In need of a girls night out. (

“General Hospital” weekly rundown for May 16 – 20:

A couple of weeks ago, I kept my blog completely positive, by solely praising what I was enjoying about “General Hospital.” This week, I’m on a total rant because I’m pretty frustrated with the goings on in Port Charles. Let’s get to it.

State of confusion.
Aside from not understanding why Suzanne even bothered trying to fool Brenda into thinking Lucian was her son (Why not just let her continue to think he was dead?) I have a few issues with this whole Alec storyline. First of all, why can’t Brenda bond with him? She didn’t know Lucian, or that she even had a son, but she took to him immediately. It can’t be because she’s grieving the loss of Lucian, because she hasn’t expressed any sorrow over never seeing him again. It also can’t solely be because he is named after Aleksander. The man was the boy’s father. There is no escaping that no matter what his name is. Secondly, wouldn’t Alec call out for his grandmother, Suzanne, who he presumably spent the most time with instead of Carly, who he spent a minute with before he met Brenda? Thirdly, we’re to believe that Suzanne’s friends lent out their child so she could fool Brenda into thinking he was her own? What if Brenda never asked for a DNA test? Were they going to let him stay with Brenda forever? Lastly, Sonny is totally onboard with Alec being in his family, but there was no love for Lucian. I’m unclear as to why. I certainly hope he demands a DNA test on this boy too.

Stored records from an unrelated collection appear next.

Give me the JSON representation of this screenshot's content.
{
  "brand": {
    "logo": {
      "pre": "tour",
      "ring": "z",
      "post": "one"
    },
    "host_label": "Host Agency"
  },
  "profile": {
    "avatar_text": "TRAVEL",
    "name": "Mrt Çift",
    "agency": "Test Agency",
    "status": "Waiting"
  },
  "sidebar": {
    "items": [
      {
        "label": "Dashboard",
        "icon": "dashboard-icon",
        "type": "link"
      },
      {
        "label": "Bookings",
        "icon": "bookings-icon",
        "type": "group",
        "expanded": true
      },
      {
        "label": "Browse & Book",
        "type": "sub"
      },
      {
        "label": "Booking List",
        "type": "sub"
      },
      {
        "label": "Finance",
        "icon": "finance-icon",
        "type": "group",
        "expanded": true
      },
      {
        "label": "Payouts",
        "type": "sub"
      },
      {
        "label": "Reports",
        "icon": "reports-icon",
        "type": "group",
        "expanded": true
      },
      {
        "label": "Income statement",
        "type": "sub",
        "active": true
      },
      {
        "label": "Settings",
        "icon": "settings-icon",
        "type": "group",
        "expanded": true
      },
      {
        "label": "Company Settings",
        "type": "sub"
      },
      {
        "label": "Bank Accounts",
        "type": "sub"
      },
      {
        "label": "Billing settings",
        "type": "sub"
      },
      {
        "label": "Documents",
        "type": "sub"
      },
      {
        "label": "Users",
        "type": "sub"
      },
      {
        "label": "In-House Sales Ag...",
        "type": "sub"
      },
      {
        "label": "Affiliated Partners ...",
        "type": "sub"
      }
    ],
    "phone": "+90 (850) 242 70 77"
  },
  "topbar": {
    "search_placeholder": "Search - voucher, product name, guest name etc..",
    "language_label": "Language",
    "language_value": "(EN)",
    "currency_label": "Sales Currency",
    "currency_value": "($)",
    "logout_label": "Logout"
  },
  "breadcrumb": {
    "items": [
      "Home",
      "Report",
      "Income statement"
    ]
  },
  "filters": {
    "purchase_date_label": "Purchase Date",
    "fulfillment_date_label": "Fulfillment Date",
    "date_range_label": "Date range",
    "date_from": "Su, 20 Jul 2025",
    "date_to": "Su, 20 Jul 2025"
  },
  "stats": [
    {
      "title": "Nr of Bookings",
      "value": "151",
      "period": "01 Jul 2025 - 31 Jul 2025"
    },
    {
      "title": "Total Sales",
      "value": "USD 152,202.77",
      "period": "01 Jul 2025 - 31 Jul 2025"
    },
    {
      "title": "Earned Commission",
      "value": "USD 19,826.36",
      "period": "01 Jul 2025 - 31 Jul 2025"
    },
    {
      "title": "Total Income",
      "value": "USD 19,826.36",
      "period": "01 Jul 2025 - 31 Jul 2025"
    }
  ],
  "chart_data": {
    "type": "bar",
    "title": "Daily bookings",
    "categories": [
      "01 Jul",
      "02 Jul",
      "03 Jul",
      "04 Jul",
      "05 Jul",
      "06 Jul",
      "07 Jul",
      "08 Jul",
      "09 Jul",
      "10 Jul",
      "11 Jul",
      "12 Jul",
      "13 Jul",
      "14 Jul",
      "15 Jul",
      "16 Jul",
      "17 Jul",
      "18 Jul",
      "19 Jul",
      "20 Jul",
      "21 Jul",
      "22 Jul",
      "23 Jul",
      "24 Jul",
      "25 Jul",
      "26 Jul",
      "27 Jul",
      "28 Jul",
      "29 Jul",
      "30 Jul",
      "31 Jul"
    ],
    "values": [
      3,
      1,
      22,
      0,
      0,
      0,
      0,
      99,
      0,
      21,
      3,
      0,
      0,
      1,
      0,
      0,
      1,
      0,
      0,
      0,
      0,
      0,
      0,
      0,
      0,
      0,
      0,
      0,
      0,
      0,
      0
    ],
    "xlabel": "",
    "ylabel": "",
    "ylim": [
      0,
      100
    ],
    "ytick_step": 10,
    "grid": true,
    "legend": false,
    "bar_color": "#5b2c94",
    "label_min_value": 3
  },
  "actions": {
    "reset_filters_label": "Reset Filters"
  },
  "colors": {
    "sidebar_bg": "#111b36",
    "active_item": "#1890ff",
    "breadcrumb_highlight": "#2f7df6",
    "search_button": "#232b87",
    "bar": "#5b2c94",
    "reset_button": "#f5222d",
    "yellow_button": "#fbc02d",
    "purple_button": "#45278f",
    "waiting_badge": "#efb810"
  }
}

Female bonding.

Where are the female friendships in Port Charles? Carly, Olivia and Kristina have none. Maxie and Lulu haven’t been seen together in ages. I can’t remember the last time Diane and Alexis went out for a drink together. And besties Robin and Brenda have no idea what’s happening in each other’s lives. Why didn’t Brenda and her good friend Robin track down her son instead of Sonny, Dante and Carly? Oh that’s right, Brenda was too busy playing the victim, while Robin was sidetracked by her husband’s fatal attraction. It’s so sad that a medium that’s supposedly geared towards women can’t give us more strong, independent females engaged in fun, realistic female friendships. “Bridesmaids,” a comedy where the relationship between two females was the main story, while the romance was secondary, just killed at the box office. On the CBS hit “The Good Wife,” it was more devastating to watch the end of Alicia’s friendship than it was the end of her marriage in the aftermath of the reveal of Peter’s affair with Kalinda. Clearly, women enjoy watching a true friendship play out as well as a juicy romance.